As the seasoned geographers among you will know, Reykjavik is located in Iceland, a major world nation which celebrates itself with the proud national motto, "Oh, you know, that little place up there somewhere near Greenland."
"I'VE never heard that motto," you are saying, with narrowed eyes. To which I say: well, naturally. It is translated from the Icelandic. During my flight on Icelandair, I became an expert on Icelandic language and culture via my in-flight magazine and fun facts on my napkins. This is how I learned that the Icelandic language* is spoken by only 12 people worldwide. To put that figure in perspective, this is fewer people than watched the wacky in-flight movie featuring Ashton Kutcher.
And I think I understand. Because, frankly, Icelandic has "problem language" written all over it. I don't care who you are - you could be an Icelandic baby born in Iceland to Icelandic-speaking parents - assimilating this language is going to give you hernias. When you're at Reykjavik International Airport, you can't believe how lucky we Anglophones have it, because everywhere you go you see signs like this:
Kjörfnnenbjoörrflokinnennkrönninenflöokinjörginnen - Arrivals
Bjïnninenflöokincöokinsnöokinhjardinenflörpöôöøøø - Departures
No child should have to be born to this.
On the other hand, Iceland** boasts one feature that absolutely no other nation - and I include Poland in this statement *** - can claim. I speak, as you have no doubt guessed, of impeccable toilets. My theory is a good third of the national budget is spent on having large, intimidating crews of strapping Icelandic toilet specialists come in**** every 10 minutes to clean every national toilet until it sparkles.
I didn't stay around long enough to see this magical event happen, of course, but there is no doubt in my mind. You can tell they take their toilets SERIOUSLY in Iceland. Not like SOME countries (not to name names, but these countries rhyme with "Prance" and "the Punited Ptates of Pamerica"). Any other major world power, bar none,***** would be proud to feature such excellence.
The Reykjavik airport itself (which, contrary to legend, consists of more than just toilets) is all at once the most beautiful and most eerily quiet, lifeless airport in existence. I have made fun in the past of the Portland, Maine airport for being too sedate, but compared to Reykjavik, Portland is the Lady Gaga of airports. Granted, I was jet-lagged and exhausted in Reykjavik, but I honestly don't think anyone ever announced a flight. I don't know how you were supposed to know when your flight was boarding. I actually ended up briefly following a herd of passengers toward a Stuttgart flight before an airport employee tipped me off. Had this not happened, I suppose I would still be at the airport, or in Stuttgart, or possibly the suburbs of Alpha Centauri given my comprehension of what was going on at any given moment.
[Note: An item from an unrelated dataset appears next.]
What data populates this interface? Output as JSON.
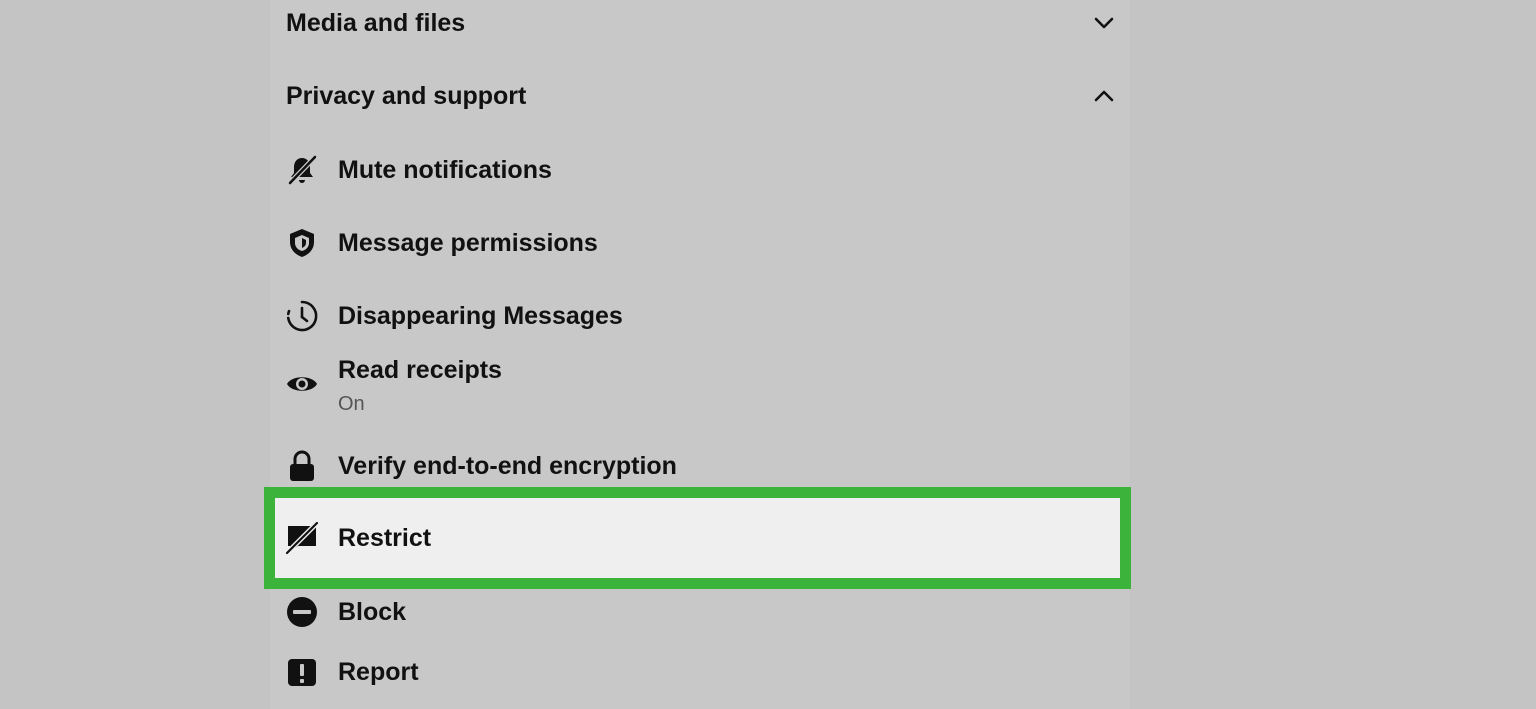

Yes, an Icelandic adventure such as mine will leave you thoroughly unnerved and permanently twitchy, but if you don't take my word for it yet, then let's talk for a moment about currency.
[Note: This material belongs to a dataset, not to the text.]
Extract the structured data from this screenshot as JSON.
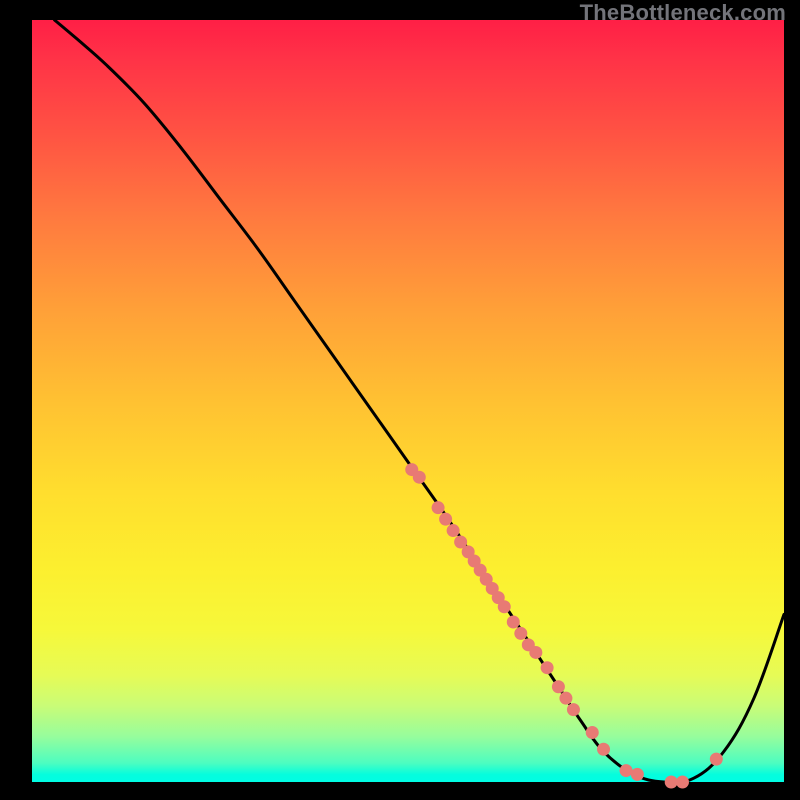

So: currency. It is worth noting that, in Iceland, you are paying for things, such as badly needed food, in a currency that no one, including Icelandic people, has ever heard of. That means you have no idea what things cost, so let's say you toddle, hunger-crazed, into an airport dining establishment at four in the morning. (Of course, YOU have no idea what time it is; it might as well be one or six or even thirty-seven in the morning.) You are pretty much going to be grabbing your dinner items at random. One of them might turn out to be Pepsodent.******
Then comes the bad part, when at checkout you are told by the pleasant Icelandic person on duty - and this here is a direct quote - "That will be two thousand, one hundred ninety." For a time I was pretty sure I bought sushi, yogurt, and popcorn for a mortgage payment. But - and here's the thing - in such a state, you hand over your credit card anyway. You don't care. I, for example, could feel the blank expression on my face - a mix of mild terror with strong apathy and even stronger snack attack - as I handed over the card. There was no turning back.
Of course, everything turned out okay in the end. I got back to Paris, which was all I had ever wanted to do in the first place, and I retain, as a proud souvenir of my travel adventure, a snazzy paper bag that reads "Flugnesti: flight take away." I have no idea how "Flugnesti" is pronounced, and I am afraid to even try saying it, given that I fear the Icelandic feds (they have my info: I bought their sushi) might have wiretapped me. And you never know how much of a surcharge they might slap me with for each bad pronunciation. Several "thousand" an hour, is my guess. How else do you think Iceland keeps running?
* Namely, Icelandic.
** Which as we have discussed consists of the Reykjavik International Airport.
*** Seeing as I have never been there.
**** I imagine them riding in on Icelandic ponies, because, well, why not.
***** What does this expression even mean? Seriously.
****** Or, in Icelandic: "Tjëflohjörnkkenkväakkinnenfjøøpseudöfnoop"